When Saints Go Machine
By Jonathan Wroble | 8 July 2013
Somewhere between self-conscious anti-pop and hedonist Eurotrash lies When Saints Go Machine—a band not content to write straight and catchy club songs, yet so good with hooks that you often wish it would. As an improbable first single behind Infinity Pool, the group’s follow-up to its winning debut Konkylie (2011), it paired up with Killer Mike and released the rattling trap dirge “Love and Respect,” which does nothing for the band but confound its intentions. The rest of this album has a similar frustration to its patchwork sprawl: it’s ambitious for ambition’s sake, alternately too spare and too noisy, never so momentous as to gel into a suitable vehicle for lead singer Nikolaj Vonsild’s beautiful, androgynous falsetto. Even after dozens of listens, wanting the record’s melodies and movements to show their purpose at last, Infinity Pool reveals itself as the sound of the band’s weapons—the cerebral songcraft and intrigue that worked so well on Konkylie —becoming its weaknesses.
Much of the album works at either of two speeds: in pulsating and aggressive electric chops or in slow, washy soundscapes. Vonsild warbles over it all, very much unconcerned with finding workable hooks or even patterns. Take a track like “System of Infinite Love”: a promising start as twinkly ‘80s revivalism collapses into a worming buzz saw riff and eventually drifts into ninety seconds of mushy massage music. It’s certainly interesting that the band navigates from new wave to new age in the space of one song, but the outro nevertheless feels tacked-on, almost thoughtlessly—a curious strategy that dominates this record. “Infinity Killer” has a furious third section, but it takes three minutes of ambient boredom to get there; “Degeneration” has a paranoid, skittering bass line that Radiohead would be proud to call its own, yet it dies halfway through. Quiet-to-loud is often the stuff of dramatic and captivating electropop, but When Saints Go Machine proves unable here to wield those dynamics to its advantage.
It’s not so much that there’s nothing on Infinity Pool like “Kelly”—the near-hit from Konkylie that showcased When Saints Go Machine at its most radio-ready—but more frustrating just how reactionary the band seems in its effort to escape the very logic of that shinier sound. Where Vonsild sang of fragile and innocent love in the past, he sings on Infinity Pool of doom and destruction: “I’m dead,” goes a lyric in “Yard Heads,” “Dead happy.” “Mannequin” and “Mental Shopping Spree,” each well-structured as songs, nevertheless depend on overworked and obtuse metaphors. It can all be exhausting, and Vonsild makes up little ground in sounding as listless as he does.

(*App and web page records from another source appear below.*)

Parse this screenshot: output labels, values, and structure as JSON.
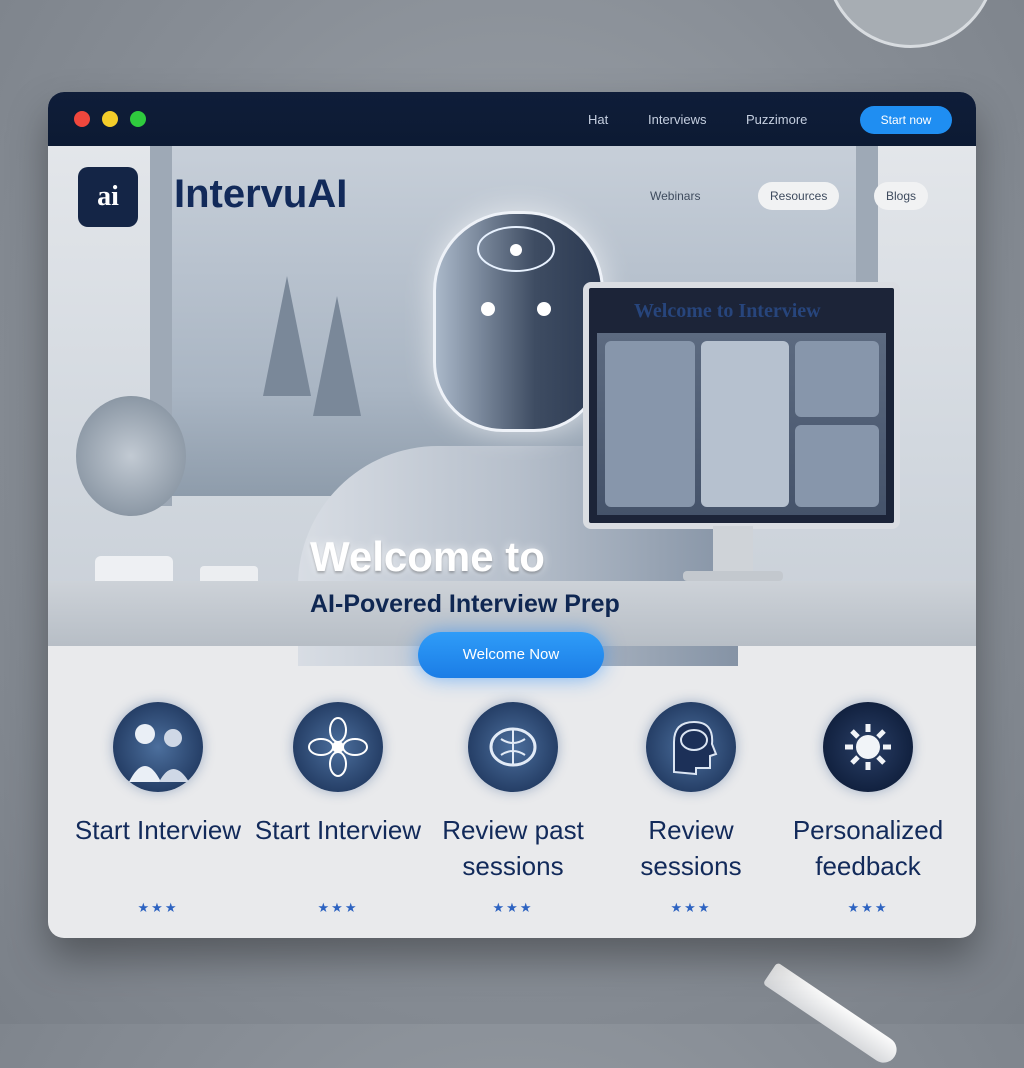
{
  "window": {
    "title_links": [
      "Hat",
      "Interviews",
      "Puzzimore"
    ],
    "title_cta": "Start now"
  },
  "hero": {
    "brand": "IntervuAI",
    "logo_text": "ai",
    "nav": [
      "Webinars",
      "Resources",
      "Blogs"
    ],
    "monitor_title": "Welcome to Interview",
    "title": "Welcome to",
    "subtitle": "AI-Povered Interview Prep",
    "cta": "Welcome Now"
  },
  "features": [
    {
      "label": "Start Interview",
      "icon": "people-icon",
      "stars": "★★★"
    },
    {
      "label": "Start Interview",
      "icon": "network-icon",
      "stars": "★★★"
    },
    {
      "label": "Review past sessions",
      "icon": "brain-icon",
      "stars": "★★★"
    },
    {
      "label": "Review sessions",
      "icon": "head-brain-icon",
      "stars": "★★★"
    },
    {
      "label": "Personalized feedback",
      "icon": "gear-icon",
      "stars": "★★★"
    }
  ],
  "colors": {
    "accent": "#1f8ef2",
    "brand": "#122a5a",
    "titlebar": "#0f1d39"
  }
}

When Infinity Pool has its moments, it serves to remind that When Saints Go Machine, if focused and compact, can perplex and intrigue in right ways as well. “Iodine” has a bumbling jungle beat behind a sweeping chorus, and an echoing string line fit for spy movie credits. “Slave to the Take in Your Heaven” is a purposeful dumping ground for all the gorgeous harmonies the rest of the album eschews—it comprises a chanted chorus, spoken word, even an opening hymnal section. It’s worrying, however, that “Slave,” a multi-part ballad with so many moving parts, might encourage the exact noise collaging and middling experimentalism that fails so often on the record elsewhere.
What comes next for When Saints Go Machine is a question of just how smart it wants to sound in a genre that more often encourages what’s easy, immediate, and fun. Infinity Pool is indeed a hard listen, nothing like the consummate pleasure that its title suggests. The record attempts to fuse dance music and complexity, but doesn’t quite reconcile the two; instead, its mindless thrills butt up against impenetrable baths of sound. One hopes that the band, as talented and unique as it is, can better strike a balance between pop and art on future records. On Infinity Pool, it’s merely built a divide.